When you enter a museum, they are lurking in the corners, uniformed, silent, eyes constantly scanning the room. You may never even notice them. It’s possible that museum guards spend more time physically with the artwork than the curators and historians do. I recently had the opportunity to ask a former guard at the Ringling Museum about her experience.
Megan Oliver worked at the Ringling Museum as a security guard for eight months before transferring to her current position as a librarian at the Ringling Museum Library. (I want to preface this piece by saying that I actually asked Megan at one point to complain about something and she couldn’t. I have to admit, I was sort of hoping for something juicy: perhaps a patron horrified by a sculpture, or even a potential theft. At least someone super annoying.). However, Megan radiates positivity, especially when reflecting on her experience as a guard at the museum.
She loved the job and the museum. On a typical workday a guard spends hours at a time in a gallery. They’re usually in the background and, “it’s kind of like being a fly on a wall, because when you wear the uniform, people don’t really see you, they walk past you, because we’re not really there to stand out.”
Oliver told me that although it may seem cliché, her favorite gallery is the first one that contains the enormous paintings and tapestries by Peter Paul Rubens, “What’s most memorable is that when people see the Rubens, it’s hard for them to believe sometimes that it’s a real painting, because they are so monumental. People come in and they are astonished, and that says something about a four hundred year old painting.”

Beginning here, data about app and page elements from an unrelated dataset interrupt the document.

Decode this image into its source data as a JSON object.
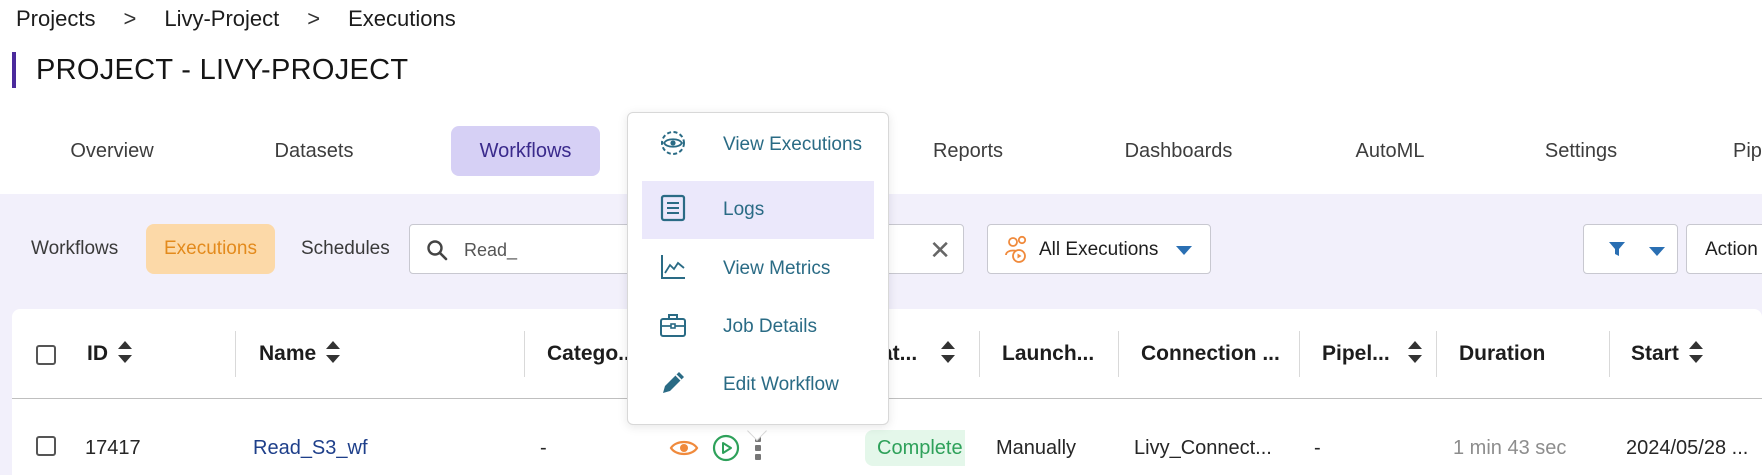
{
  "breadcrumb": {
    "items": [
      "Projects",
      "Livy-Project",
      "Executions"
    ],
    "separator": ">"
  },
  "page_title": "PROJECT - LIVY-PROJECT",
  "tabs": [
    "Overview",
    "Datasets",
    "Workflows",
    "Reports",
    "Dashboards",
    "AutoML",
    "Settings",
    "Pip"
  ],
  "active_tab": "Workflows",
  "subtabs": [
    "Workflows",
    "Executions",
    "Schedules"
  ],
  "active_subtab": "Executions",
  "search": {
    "value": "Read_"
  },
  "executions_filter": {
    "selected": "All Executions"
  },
  "actions_label": "Action",
  "table": {
    "columns": [
      "ID",
      "Name",
      "Catego...",
      "Stat...",
      "Launch...",
      "Connection ...",
      "Pipel...",
      "Duration",
      "Start"
    ],
    "rows": [
      {
        "id": "17417",
        "name": "Read_S3_wf",
        "category": "-",
        "status": "Complete",
        "launched": "Manually",
        "connection": "Livy_Connect...",
        "pipeline": "-",
        "duration": "1 min 43 sec",
        "start": "2024/05/28 ..."
      }
    ]
  },
  "row_menu": {
    "items": [
      {
        "label": "View Executions",
        "icon": "eye-gear-icon"
      },
      {
        "label": "Logs",
        "icon": "logs-icon"
      },
      {
        "label": "View Metrics",
        "icon": "metrics-chart-icon"
      },
      {
        "label": "Job Details",
        "icon": "briefcase-icon"
      },
      {
        "label": "Edit Workflow",
        "icon": "pencil-icon"
      }
    ],
    "highlighted": "Logs"
  },
  "colors": {
    "accent": "#4b2a9c",
    "active_tab_bg": "#d6d0f5",
    "active_subtab_bg": "#fcd9a8",
    "link": "#2a6b85",
    "status_complete": "#2ea15a"
  }
}
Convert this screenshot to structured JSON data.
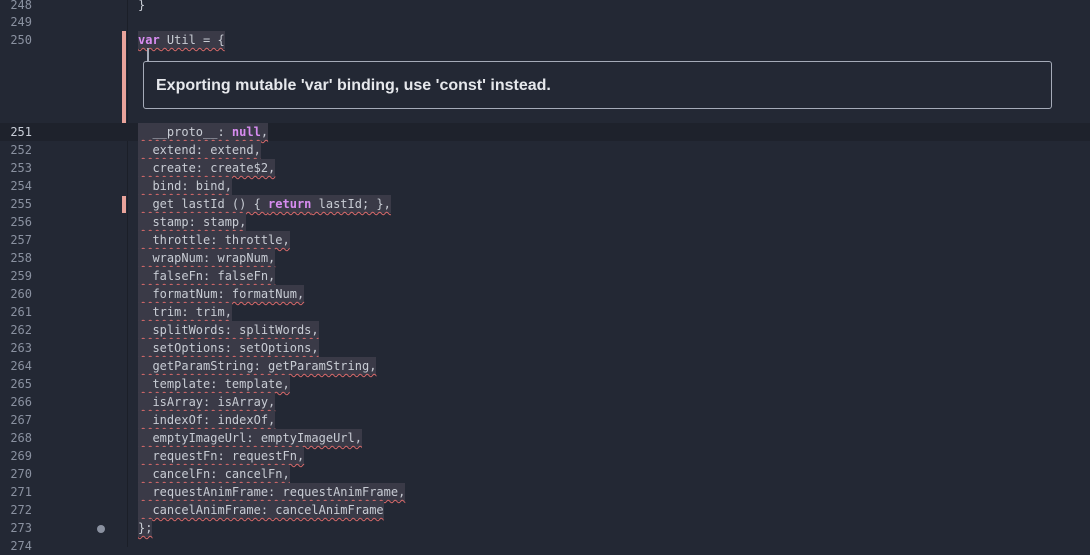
{
  "gutter": {
    "line_numbers": [
      "248",
      "249",
      "250",
      "251",
      "252",
      "253",
      "254",
      "255",
      "256",
      "257",
      "258",
      "259",
      "260",
      "261",
      "262",
      "263",
      "264",
      "265",
      "266",
      "267",
      "268",
      "269",
      "270",
      "271",
      "272",
      "273",
      "274"
    ]
  },
  "code": {
    "line_248": "}",
    "line_250_kw": "var",
    "line_250_rest": " Util = {",
    "line_251_pre": "  __proto__: ",
    "line_251_kw": "null",
    "line_251_post": ",",
    "line_252": "  extend: extend,",
    "line_253": "  create: create$2,",
    "line_254": "  bind: bind,",
    "line_255_pre": "  get lastId () { ",
    "line_255_kw": "return",
    "line_255_post": " lastId; },",
    "line_256": "  stamp: stamp,",
    "line_257": "  throttle: throttle,",
    "line_258": "  wrapNum: wrapNum,",
    "line_259": "  falseFn: falseFn,",
    "line_260": "  formatNum: formatNum,",
    "line_261": "  trim: trim,",
    "line_262": "  splitWords: splitWords,",
    "line_263": "  setOptions: setOptions,",
    "line_264": "  getParamString: getParamString,",
    "line_265": "  template: template,",
    "line_266": "  isArray: isArray,",
    "line_267": "  indexOf: indexOf,",
    "line_268": "  emptyImageUrl: emptyImageUrl,",
    "line_269": "  requestFn: requestFn,",
    "line_270": "  cancelFn: cancelFn,",
    "line_271": "  requestAnimFrame: requestAnimFrame,",
    "line_272": "  cancelAnimFrame: cancelAnimFrame",
    "line_273": "};"
  },
  "diagnostic": {
    "message": "Exporting mutable 'var' binding, use 'const' instead."
  },
  "colors": {
    "background": "#232834",
    "keyword": "#d78cf0",
    "squiggle": "#d96a6a",
    "marker": "#e8a39b"
  }
}
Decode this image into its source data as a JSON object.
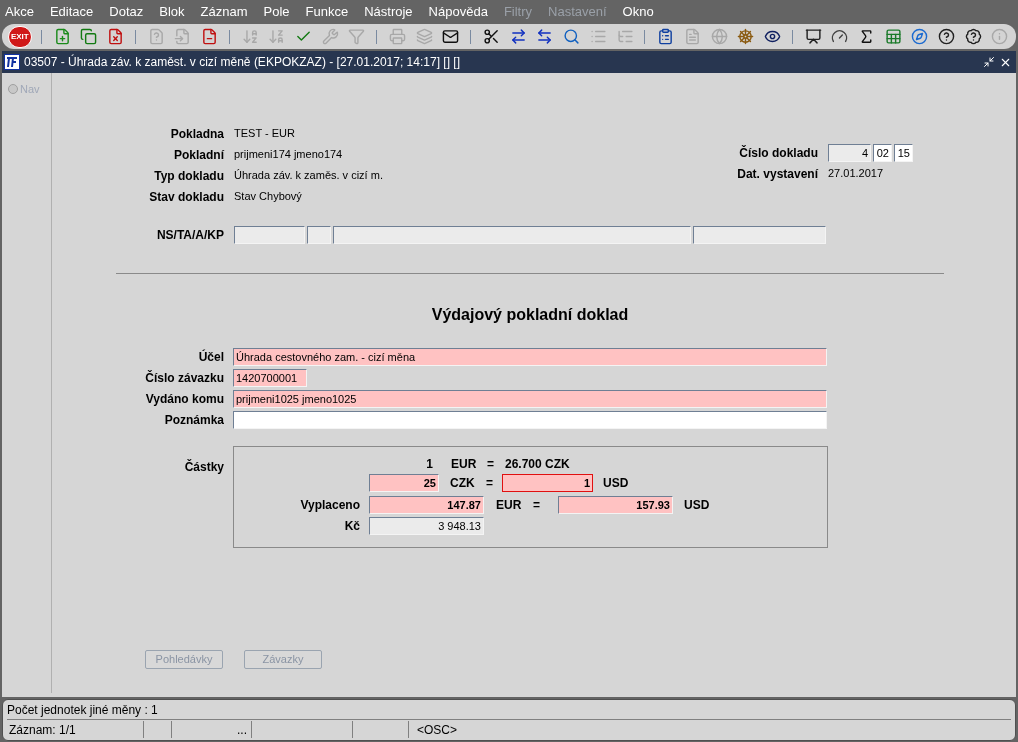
{
  "menu": [
    {
      "label": "Akce",
      "disabled": false
    },
    {
      "label": "Editace",
      "disabled": false
    },
    {
      "label": "Dotaz",
      "disabled": false
    },
    {
      "label": "Blok",
      "disabled": false
    },
    {
      "label": "Záznam",
      "disabled": false
    },
    {
      "label": "Pole",
      "disabled": false
    },
    {
      "label": "Funkce",
      "disabled": false
    },
    {
      "label": "Nástroje",
      "disabled": false
    },
    {
      "label": "Nápověda",
      "disabled": false
    },
    {
      "label": "Filtry",
      "disabled": true
    },
    {
      "label": "Nastavení",
      "disabled": true
    },
    {
      "label": "Okno",
      "disabled": false
    }
  ],
  "toolbar": {
    "exit_label": "EXIT",
    "groups": [
      [
        {
          "disabled": false
        },
        {
          "disabled": false
        },
        {
          "disabled": false
        }
      ],
      [
        {
          "disabled": true
        },
        {
          "disabled": true
        },
        {
          "disabled": false
        }
      ],
      [
        {
          "disabled": true
        },
        {
          "disabled": true
        },
        {
          "disabled": false
        },
        {
          "disabled": true
        },
        {
          "disabled": true
        }
      ],
      [
        {
          "disabled": true
        },
        {
          "disabled": true
        },
        {
          "disabled": false
        }
      ],
      [
        {
          "disabled": false
        },
        {
          "disabled": false
        },
        {
          "disabled": false
        },
        {
          "disabled": false
        },
        {
          "disabled": true
        },
        {
          "disabled": true
        }
      ],
      [
        {
          "disabled": false
        },
        {
          "disabled": true
        },
        {
          "disabled": true
        },
        {
          "disabled": false
        },
        {
          "disabled": false
        }
      ],
      [
        {
          "disabled": false
        },
        {
          "disabled": false
        },
        {
          "disabled": false
        },
        {
          "disabled": false
        },
        {
          "disabled": false
        },
        {
          "disabled": false
        },
        {
          "disabled": false
        },
        {
          "disabled": true
        }
      ]
    ]
  },
  "window": {
    "title": "03507 - Úhrada záv. k zaměst. v cizí měně (EKPOKZAZ) - [27.01.2017; 14:17] [] []"
  },
  "nav": {
    "label": "Nav",
    "selected": false
  },
  "header": {
    "left": [
      {
        "label": "Pokladna",
        "value": "TEST - EUR"
      },
      {
        "label": "Pokladní",
        "value": "prijmeni174 jmeno174"
      },
      {
        "label": "Typ dokladu",
        "value": "Úhrada záv. k zaměs. v cizí m."
      },
      {
        "label": "Stav dokladu",
        "value": "Stav Chybový"
      }
    ],
    "doc_number": {
      "label": "Číslo dokladu",
      "fields": [
        {
          "value": "4",
          "kind": "readonly"
        },
        {
          "value": "02",
          "kind": "optional"
        },
        {
          "value": "15",
          "kind": "optional"
        }
      ]
    },
    "issue_date": {
      "label": "Dat. vystavení",
      "value": "27.01.2017"
    },
    "ns_ta_a_kp": {
      "label": "NS/TA/A/KP",
      "fields": [
        {
          "kind": "readonly"
        },
        {
          "kind": "readonly"
        },
        {
          "kind": "readonly"
        },
        {
          "kind": "readonly"
        }
      ]
    }
  },
  "form_title": "Výdajový pokladní doklad",
  "fields": [
    {
      "label": "Účel",
      "value": "Úhrada cestovného zam. - cizí měna",
      "kind": "required"
    },
    {
      "label": "Číslo závazku",
      "value": "1420700001",
      "kind": "required"
    },
    {
      "label": "Vydáno komu",
      "value": "prijmeni1025 jmeno1025",
      "kind": "required"
    },
    {
      "label": "Poznámka",
      "kind": "optional"
    }
  ],
  "amounts": {
    "label": "Částky",
    "rate": {
      "units": "1",
      "currency": "EUR",
      "equals": "=",
      "value": "26.700 CZK"
    },
    "conversion": {
      "czk": {
        "value": "25",
        "kind": "required",
        "focused": false
      },
      "czk_label": "CZK",
      "equals": "=",
      "usd": {
        "value": "1",
        "kind": "required",
        "focused": true
      },
      "usd_label": "USD"
    },
    "paid": {
      "label": "Vyplaceno",
      "eur": {
        "value": "147.87",
        "kind": "required",
        "focused": false
      },
      "eur_label": "EUR",
      "equals": "=",
      "usd": {
        "value": "157.93",
        "kind": "required",
        "focused": false
      },
      "usd_label": "USD"
    },
    "czk_total": {
      "label": "Kč",
      "field": {
        "value": "3 948.13",
        "kind": "readonly",
        "focused": false
      }
    }
  },
  "buttons": [
    {
      "label": "Pohledávky",
      "disabled": true
    },
    {
      "label": "Závazky",
      "disabled": true
    }
  ],
  "status_bar": {
    "message": "Počet jednotek jiné měny : 1",
    "cells": [
      {
        "text": "Záznam: 1/1"
      },
      {
        "text": "..."
      },
      {
        "text": "<OSC>"
      }
    ]
  }
}
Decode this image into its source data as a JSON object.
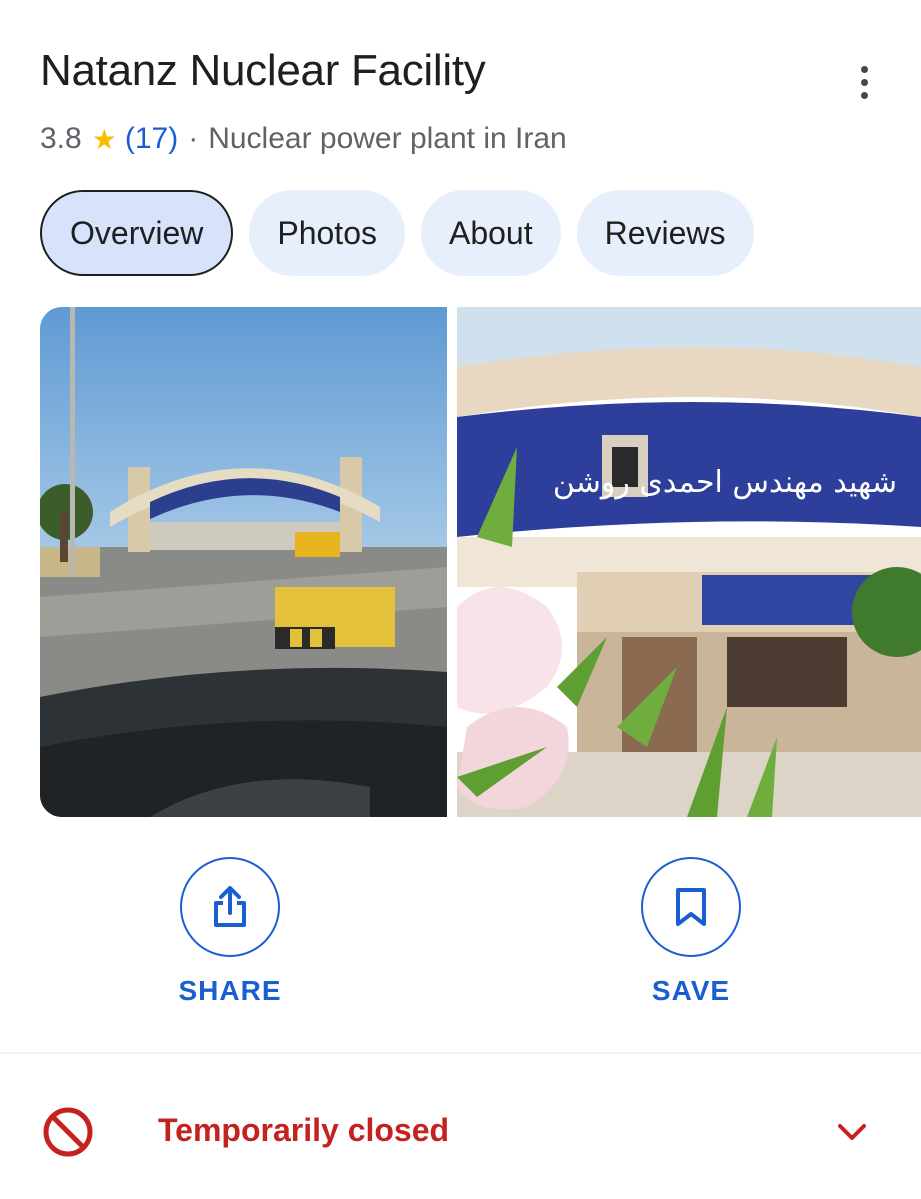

Not all the exhibits evoke the ‘oohs’ of the giant Baroque paintings though. I’ve always wondered what type of reactions were had when walking into the exhibits like ‘Zimoun: Sculpting Sound’, where galleries contained giant kinetic sculptures made of cardboard and wire, producing buzzing hums throughout each room. Oliver says, “I think that children really liked Zimoun, they thought it was refreshing and exciting and I had some adults that really liked it. And then you had some people that came in and said ‘this doesn’t make any sense in the context of the baroque art and the renaissance art’ and that’s true but it does make sense in the context of the art museum as a whole because we have different exhibits.”
Oliver also highly recommends the ‘Asian and Cypriot Art Exhibit’ (currently on view through Oct. 21) and the Rubens etchings in ‘Impressions from a Master’ (on view until Jun. 3) She says that “I wasn’t expecting to like it, but the intricacy of the etchings and the drawings is breathtaking. I learned more in that gallery about Rubens than I did when I took my art class in college; I was surprised at the printmaking that was going on in that time period.”
Guards typically rotate during their shifts, so they really get a chance to experience the entire collection of a museum. They’re also constantly being asked questions, so even though the museum docents may be trained for over a year on a topic, viewers are engaging with the nearest person in uniform. Many guards at the Ringling Museum have backgrounds in the arts, including Clyde Burnett, whose exhibit is installed in the Federal Building on Orange Ave. until June. 30th. Although Oliver’s degrees are in English Literature and Anthropology; she plans to begin her Masters in Art History this spring.
Oliver’s transition from security into the library was smooth; she’s overheard enough conversations and listened in on plenty of gallery talks to become familiar with the collection. Now she’s in charge of the digital collection at the library and although their collection doesn’t circulate, it is open to the public. The library is hoping to expand their hours to five days a week and become more accessible to the public.